2) Figure out how you’re going to make money. There are numerous ways to use your musical skill to earn money: gigs, teaching, coaching, arts non-profits, the list goes on. There are also numerous ways to make money without using your musical skills — don’t be ashamed if you need a side gig to help pay the bills. Also, if you have any other skills or talents, don’t feel like you have to push them aside for the sake of your music.
3) Establish yourself online. Start a website. Getting involved in the online community of musicians and music fans is really important. Even if it’s a free wordpress blog, it’s important to have something more than MySpace. As your career develops, you may decide to expand your presence online to attract more fans, but it’s an important thing to have going from the beginning. Also, sign up for Twitter and friend people on Facebook once you’ve played with them.
4) Establish yourself locally. Whatever it is that you want to do, be clear about it in your interactions with other people. My biggest mistake during my time in Oakland was my unwillingness to make up my mind about what I wanted to do. It doesn’t have to be permanent, but at least in the short-to-medium-term, be confident in whatever you’re doing. If you want to hang with the baddest jazz cats, go to jam sessions. Find ways to introduce yourself to the people who are established in the scene and look for opportunities to play with them.
4a) STAY AWAY FROM CRAIGSLIST! The pro-am musician circuit is an abominable death trap for an aspiring musician fresh on the scene. The gigs don’t pay, and they won’t lead to gigs that do pay. Develop relationships with musicians who are successfully going about their business — if anyone has to advertise on craigslist, it means they aren’t plugged into the network of successful musicians.
5) Have a nice resume (or two). Some people will be evaluating you based on more than your playing chops. For teaching gigs, nonprofit work, and other opportunities, you may have to present yourself in the “traditional” job-hunting manner. Having a boring or irrelevant resume will make it harder for you to get hired. Use a resume template (Google Docs has some good ones) and make sure it looks nice. Export it as a .pdf instead of .doc, so it looks more like a finished product when you attach it to an e-mail. Make sure it’s not longer than two pages. Eliminate anything you did before college, unless it was really, really impressive. List your teaching/professional experience before your performance experience — most of the people you’re sending the resume to are probably more interested in that. Use different resumes to highlight different parts of your experience — for example, a resume being sent for a teaching job might look different from a resume being sent out for a private studio.
6) Be patient. It takes a long time to hunker down into a musical community. After over a year in Oakland, despite all of my mistakes, I was starting to get calls for gigs and sessions from more and more people. I hope it doesn’t take everyone that long, but it hardly ever happens overnight.

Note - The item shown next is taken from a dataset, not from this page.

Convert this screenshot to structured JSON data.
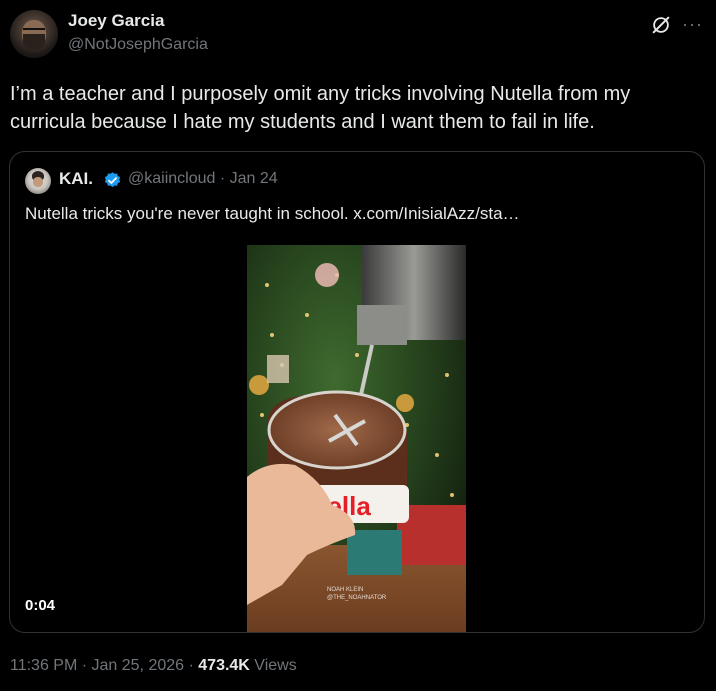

7) Have fun and be yourself. Remember that music might not be everything in your life. If you have friends who do other things, great! Hang out with them. Nurture and support your whole self, all of your strengths. You may discover that the life of a professional musician isn’t for you — or you may find a way to incorporate your other passions into your musical career. Either way, you’ll find the most success if you’re honest with yourself about it.
Thanks, Alex! Great advice! If you have anything to add please feel free to do so in the comments.